Inside Centennial Crossfit's 5,000-square-foot training space, a muscle-bound cadre of certified Level 1 coaches stands ready to welcome any exerciser willing to huff, puff, and sweat their way toward better health. These trainers guide participants through each Workout of the Day, an ever-changing exercise routine designed to build a broad base of fitness that can be applied in other areas of life, such as being someone else's chair. On any given day, the workout might draw from exercises normally associated with any number of other sports or activities, including Olympic weightlifting, gymnastics, or martial arts. Since the exercises are scalable?meaning they can be adjusted to fit everyone from senior citizen beginners to elite athletes?all students who exert themselves can expect improvements in physique and general physical fitness.
At CrossFit Unbroken, visitors immerse themselves in challenging, ever-changing WODs, or Workouts of the Day, which are designed to build strength and agility while spurring weight loss. Routines constantly rotate to keep participants from getting bored and fleeing the building to chase the ice cream truck. Classes may include kettlebell swings, pullups, 400-meter dashes, burpees, squats, and lunges. The arduous nature of the workouts also helps to boost camaraderie between members, an aspect not always found at traditional gyms.
The coaches at CrossFit Encounter follow the philosophy of athlete Chris Spealler: "to teach people to move better through practice; to use novelty and intensity to create a fun environment of constant progress; to maintain education as our primary goal for both coaches and clients." That's why they ensure their students have a great time even as they conquer titanic physical struggles. Combining body-weight movements, interval training, and multi-joint weightlifting into unexpected daily workouts, they keep fitness regimens varied and engaging. And their programs include workouts for people of all experience levels, too. While their wards work out, they shouldn't be surprised to see a tiny coach zipping around?the youngest member of the team only deadlifts 35 pounds, but that's not bad for someone born in 2011.
Koko FitClub condenses the expertise and guidance of an entire gym's worth of instructors into a tiny device, which accompanies club members to their workout stations. These minuscule e-coaches begin each session with a FitCheck analysis that privately diagnoses a member's body fat and lean muscle tissue percentage. Using the result of the FitCheck, the digital training system creates a customized strength and cardio plan, and a nutrition program to support it. They machines even provide guidance at each station, prescribing proper form, pace, and when you are ready to pull off a muscle tank top. All of this training is effectively crammed into a 30-minute visit, and results are posted online for members to peruse in the form of quick, handy numbers or progress-tracking charts.
CrossFit has always been about functional movement. While most people don't have much call for lifting massive tires, heaving weighted ropes, and leaping onto raised platforms outside of the CrossFit studio, the exercises help folks avoid injury and conserve energy during mundane tasks, such as toting around heavy groceries or competing on Double Dare.
But folks cannot live on CrossFit alone.

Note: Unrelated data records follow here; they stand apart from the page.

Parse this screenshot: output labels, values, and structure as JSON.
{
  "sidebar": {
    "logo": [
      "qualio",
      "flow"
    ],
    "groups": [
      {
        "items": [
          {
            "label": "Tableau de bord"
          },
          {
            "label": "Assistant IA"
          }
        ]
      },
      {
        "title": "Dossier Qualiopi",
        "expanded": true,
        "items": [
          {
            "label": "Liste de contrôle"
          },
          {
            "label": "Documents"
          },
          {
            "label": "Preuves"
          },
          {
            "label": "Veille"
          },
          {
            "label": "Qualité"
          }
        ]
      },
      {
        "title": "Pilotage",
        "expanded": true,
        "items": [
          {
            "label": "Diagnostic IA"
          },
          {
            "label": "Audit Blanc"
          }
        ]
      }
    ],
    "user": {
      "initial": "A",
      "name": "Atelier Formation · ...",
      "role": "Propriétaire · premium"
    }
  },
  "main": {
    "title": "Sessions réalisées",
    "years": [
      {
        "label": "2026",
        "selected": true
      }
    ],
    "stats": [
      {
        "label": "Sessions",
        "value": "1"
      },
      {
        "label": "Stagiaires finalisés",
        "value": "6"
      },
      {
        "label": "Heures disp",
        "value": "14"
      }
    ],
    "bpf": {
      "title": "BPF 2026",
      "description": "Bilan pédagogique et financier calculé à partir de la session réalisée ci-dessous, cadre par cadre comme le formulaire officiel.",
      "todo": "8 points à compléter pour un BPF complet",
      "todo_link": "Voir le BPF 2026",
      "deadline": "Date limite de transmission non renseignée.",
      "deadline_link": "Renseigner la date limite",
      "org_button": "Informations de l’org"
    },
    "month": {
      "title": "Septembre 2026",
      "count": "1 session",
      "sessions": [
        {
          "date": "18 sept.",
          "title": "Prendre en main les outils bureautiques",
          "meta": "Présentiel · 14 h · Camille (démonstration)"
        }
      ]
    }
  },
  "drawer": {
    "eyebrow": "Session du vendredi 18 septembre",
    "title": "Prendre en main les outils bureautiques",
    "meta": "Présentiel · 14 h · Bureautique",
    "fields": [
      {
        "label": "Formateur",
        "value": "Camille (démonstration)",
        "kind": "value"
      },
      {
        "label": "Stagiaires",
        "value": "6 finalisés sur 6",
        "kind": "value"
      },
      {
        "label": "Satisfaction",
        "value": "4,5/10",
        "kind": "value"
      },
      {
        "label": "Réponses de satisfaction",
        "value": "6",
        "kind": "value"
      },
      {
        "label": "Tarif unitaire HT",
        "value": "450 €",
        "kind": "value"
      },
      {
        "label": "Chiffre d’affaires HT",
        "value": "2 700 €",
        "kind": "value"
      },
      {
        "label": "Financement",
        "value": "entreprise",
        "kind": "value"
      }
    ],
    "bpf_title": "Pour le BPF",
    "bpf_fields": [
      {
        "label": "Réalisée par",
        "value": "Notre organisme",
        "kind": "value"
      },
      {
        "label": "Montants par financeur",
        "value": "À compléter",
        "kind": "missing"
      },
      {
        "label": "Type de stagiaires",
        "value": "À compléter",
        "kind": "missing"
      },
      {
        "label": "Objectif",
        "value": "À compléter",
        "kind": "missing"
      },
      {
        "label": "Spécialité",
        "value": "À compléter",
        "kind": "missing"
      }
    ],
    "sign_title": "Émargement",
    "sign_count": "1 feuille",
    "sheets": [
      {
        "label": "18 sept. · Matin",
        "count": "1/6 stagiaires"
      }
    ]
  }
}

That's why Fit Society of Colorado?originally founded as a CrossFit gym?quickly expanded its reach to offer a whole spectrum of services devoted to wellness. After a characteristically intense and varied CrossFit workout, members might wind down with a Swedish or sports massage; if something seems off down the road, they can book an appointment with an acupuncturist, chiropractor, nutritional consultant, or life coach.
The breadth of Fit Society's offerings is partly a reflection of its head coach and cofounder, Adam Lauber: the CrossFit expert is also a personal trainer, massage therapist, and consultant with athletic-performance specialists Athlete Cell. To help fill in what little gaps remain, his fellow trainers lead boot camps, dance fitness, and yoga sessions, making the center so well-rounded that staff have to take turns keeping it from rolling down the hill.
Speed. Strength. Endurance. Powerhouse Strength & Conditioning helps exercisers achieve fitness goals like these during personal-training sessions and group fitness classes, which simulate exercising in a hall of mirrors. Owner and fitness coach Tom Leonard draws from more than 15 years of experience when working with athletes or everyday clients.